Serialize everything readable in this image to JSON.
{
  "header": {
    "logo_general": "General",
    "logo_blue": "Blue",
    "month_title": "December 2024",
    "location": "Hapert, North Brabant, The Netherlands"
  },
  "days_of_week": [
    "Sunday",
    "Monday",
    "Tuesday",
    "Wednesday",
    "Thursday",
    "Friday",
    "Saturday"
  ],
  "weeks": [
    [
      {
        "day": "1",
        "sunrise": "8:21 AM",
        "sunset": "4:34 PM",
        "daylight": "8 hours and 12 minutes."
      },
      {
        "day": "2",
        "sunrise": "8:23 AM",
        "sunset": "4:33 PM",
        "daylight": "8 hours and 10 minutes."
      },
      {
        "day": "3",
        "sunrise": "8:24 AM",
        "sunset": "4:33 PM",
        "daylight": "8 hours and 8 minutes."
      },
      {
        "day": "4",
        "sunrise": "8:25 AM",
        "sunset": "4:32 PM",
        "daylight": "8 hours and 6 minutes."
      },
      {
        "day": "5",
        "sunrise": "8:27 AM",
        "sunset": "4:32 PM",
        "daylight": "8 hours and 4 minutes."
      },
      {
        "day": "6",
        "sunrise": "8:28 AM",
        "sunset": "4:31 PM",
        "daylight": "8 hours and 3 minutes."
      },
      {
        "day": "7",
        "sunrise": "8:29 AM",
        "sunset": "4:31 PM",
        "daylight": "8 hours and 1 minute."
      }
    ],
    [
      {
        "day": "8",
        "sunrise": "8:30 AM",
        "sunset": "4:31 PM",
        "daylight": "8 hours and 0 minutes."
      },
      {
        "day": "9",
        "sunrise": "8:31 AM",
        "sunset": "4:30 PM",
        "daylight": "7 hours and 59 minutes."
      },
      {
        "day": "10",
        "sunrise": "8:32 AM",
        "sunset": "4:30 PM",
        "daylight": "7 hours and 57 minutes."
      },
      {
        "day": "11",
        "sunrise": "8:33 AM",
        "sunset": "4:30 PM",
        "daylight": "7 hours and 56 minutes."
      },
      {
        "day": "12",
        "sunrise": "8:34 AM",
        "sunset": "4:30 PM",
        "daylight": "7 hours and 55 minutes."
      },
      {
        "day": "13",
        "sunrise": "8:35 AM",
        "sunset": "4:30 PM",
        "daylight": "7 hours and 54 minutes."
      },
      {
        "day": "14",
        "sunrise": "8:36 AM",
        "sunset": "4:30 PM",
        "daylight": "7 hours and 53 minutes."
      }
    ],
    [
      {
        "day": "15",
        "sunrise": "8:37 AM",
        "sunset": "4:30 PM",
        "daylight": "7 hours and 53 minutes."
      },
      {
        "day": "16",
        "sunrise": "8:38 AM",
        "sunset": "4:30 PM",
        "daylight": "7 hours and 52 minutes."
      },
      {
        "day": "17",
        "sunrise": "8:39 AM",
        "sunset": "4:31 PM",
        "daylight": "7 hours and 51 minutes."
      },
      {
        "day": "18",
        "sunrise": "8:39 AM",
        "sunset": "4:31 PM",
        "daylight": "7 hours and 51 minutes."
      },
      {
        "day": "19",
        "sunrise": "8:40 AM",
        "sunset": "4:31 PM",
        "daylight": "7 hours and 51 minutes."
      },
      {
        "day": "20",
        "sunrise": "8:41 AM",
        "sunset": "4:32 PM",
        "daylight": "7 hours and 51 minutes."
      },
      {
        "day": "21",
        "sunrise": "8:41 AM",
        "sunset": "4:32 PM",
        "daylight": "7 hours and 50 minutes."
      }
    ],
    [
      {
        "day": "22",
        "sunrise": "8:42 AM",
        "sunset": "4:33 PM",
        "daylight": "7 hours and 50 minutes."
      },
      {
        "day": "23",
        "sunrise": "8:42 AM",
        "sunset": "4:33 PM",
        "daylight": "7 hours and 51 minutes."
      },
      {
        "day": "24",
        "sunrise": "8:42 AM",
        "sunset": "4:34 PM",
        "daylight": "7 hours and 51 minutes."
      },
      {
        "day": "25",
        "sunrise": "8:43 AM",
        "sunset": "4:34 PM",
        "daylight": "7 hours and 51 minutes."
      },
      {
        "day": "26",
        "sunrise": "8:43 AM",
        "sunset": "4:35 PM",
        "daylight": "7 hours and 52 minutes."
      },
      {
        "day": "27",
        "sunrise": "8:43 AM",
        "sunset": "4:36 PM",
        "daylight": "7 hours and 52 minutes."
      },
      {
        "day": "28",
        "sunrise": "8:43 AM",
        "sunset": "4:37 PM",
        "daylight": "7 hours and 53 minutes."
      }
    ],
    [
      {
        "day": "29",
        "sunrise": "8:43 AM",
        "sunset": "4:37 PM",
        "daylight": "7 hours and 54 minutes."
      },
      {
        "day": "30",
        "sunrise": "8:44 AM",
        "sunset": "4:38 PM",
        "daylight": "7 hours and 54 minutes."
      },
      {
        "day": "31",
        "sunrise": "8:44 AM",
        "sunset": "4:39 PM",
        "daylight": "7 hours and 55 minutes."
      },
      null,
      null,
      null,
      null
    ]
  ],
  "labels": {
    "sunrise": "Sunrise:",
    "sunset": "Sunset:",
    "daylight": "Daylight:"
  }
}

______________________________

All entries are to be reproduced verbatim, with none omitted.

Serialize everything readable in this image to JSON.
{
  "header": {
    "logo_general": "General",
    "logo_blue": "Blue",
    "month_title": "December 2024",
    "location": "Hapert, North Brabant, The Netherlands"
  },
  "days_of_week": [
    "Sunday",
    "Monday",
    "Tuesday",
    "Wednesday",
    "Thursday",
    "Friday",
    "Saturday"
  ],
  "weeks": [
    [
      {
        "day": "1",
        "sunrise": "8:21 AM",
        "sunset": "4:34 PM",
        "daylight": "8 hours and 12 minutes."
      },
      {
        "day": "2",
        "sunrise": "8:23 AM",
        "sunset": "4:33 PM",
        "daylight": "8 hours and 10 minutes."
      },
      {
        "day": "3",
        "sunrise": "8:24 AM",
        "sunset": "4:33 PM",
        "daylight": "8 hours and 8 minutes."
      },
      {
        "day": "4",
        "sunrise": "8:25 AM",
        "sunset": "4:32 PM",
        "daylight": "8 hours and 6 minutes."
      },
      {
        "day": "5",
        "sunrise": "8:27 AM",
        "sunset": "4:32 PM",
        "daylight": "8 hours and 4 minutes."
      },
      {
        "day": "6",
        "sunrise": "8:28 AM",
        "sunset": "4:31 PM",
        "daylight": "8 hours and 3 minutes."
      },
      {
        "day": "7",
        "sunrise": "8:29 AM",
        "sunset": "4:31 PM",
        "daylight": "8 hours and 1 minute."
      }
    ],
    [
      {
        "day": "8",
        "sunrise": "8:30 AM",
        "sunset": "4:31 PM",
        "daylight": "8 hours and 0 minutes."
      },
      {
        "day": "9",
        "sunrise": "8:31 AM",
        "sunset": "4:30 PM",
        "daylight": "7 hours and 59 minutes."
      },
      {
        "day": "10",
        "sunrise": "8:32 AM",
        "sunset": "4:30 PM",
        "daylight": "7 hours and 57 minutes."
      },
      {
        "day": "11",
        "sunrise": "8:33 AM",
        "sunset": "4:30 PM",
        "daylight": "7 hours and 56 minutes."
      },
      {
        "day": "12",
        "sunrise": "8:34 AM",
        "sunset": "4:30 PM",
        "daylight": "7 hours and 55 minutes."
      },
      {
        "day": "13",
        "sunrise": "8:35 AM",
        "sunset": "4:30 PM",
        "daylight": "7 hours and 54 minutes."
      },
      {
        "day": "14",
        "sunrise": "8:36 AM",
        "sunset": "4:30 PM",
        "daylight": "7 hours and 53 minutes."
      }
    ],
    [
      {
        "day": "15",
        "sunrise": "8:37 AM",
        "sunset": "4:30 PM",
        "daylight": "7 hours and 53 minutes."
      },
      {
        "day": "16",
        "sunrise": "8:38 AM",
        "sunset": "4:30 PM",
        "daylight": "7 hours and 52 minutes."
      },
      {
        "day": "17",
        "sunrise": "8:39 AM",
        "sunset": "4:31 PM",
        "daylight": "7 hours and 51 minutes."
      },
      {
        "day": "18",
        "sunrise": "8:39 AM",
        "sunset": "4:31 PM",
        "daylight": "7 hours and 51 minutes."
      },
      {
        "day": "19",
        "sunrise": "8:40 AM",
        "sunset": "4:31 PM",
        "daylight": "7 hours and 51 minutes."
      },
      {
        "day": "20",
        "sunrise": "8:41 AM",
        "sunset": "4:32 PM",
        "daylight": "7 hours and 51 minutes."
      },
      {
        "day": "21",
        "sunrise": "8:41 AM",
        "sunset": "4:32 PM",
        "daylight": "7 hours and 50 minutes."
      }
    ],
    [
      {
        "day": "22",
        "sunrise": "8:42 AM",
        "sunset": "4:33 PM",
        "daylight": "7 hours and 50 minutes."
      },
      {
        "day": "23",
        "sunrise": "8:42 AM",
        "sunset": "4:33 PM",
        "daylight": "7 hours and 51 minutes."
      },
      {
        "day": "24",
        "sunrise": "8:42 AM",
        "sunset": "4:34 PM",
        "daylight": "7 hours and 51 minutes."
      },
      {
        "day": "25",
        "sunrise": "8:43 AM",
        "sunset": "4:34 PM",
        "daylight": "7 hours and 51 minutes."
      },
      {
        "day": "26",
        "sunrise": "8:43 AM",
        "sunset": "4:35 PM",
        "daylight": "7 hours and 52 minutes."
      },
      {
        "day": "27",
        "sunrise": "8:43 AM",
        "sunset": "4:36 PM",
        "daylight": "7 hours and 52 minutes."
      },
      {
        "day": "28",
        "sunrise": "8:43 AM",
        "sunset": "4:37 PM",
        "daylight": "7 hours and 53 minutes."
      }
    ],
    [
      {
        "day": "29",
        "sunrise": "8:43 AM",
        "sunset": "4:37 PM",
        "daylight": "7 hours and 54 minutes."
      },
      {
        "day": "30",
        "sunrise": "8:44 AM",
        "sunset": "4:38 PM",
        "daylight": "7 hours and 54 minutes."
      },
      {
        "day": "31",
        "sunrise": "8:44 AM",
        "sunset": "4:39 PM",
        "daylight": "7 hours and 55 minutes."
      },
      null,
      null,
      null,
      null
    ]
  ],
  "labels": {
    "sunrise": "Sunrise:",
    "sunset": "Sunset:",
    "daylight": "Daylight:"
  }
}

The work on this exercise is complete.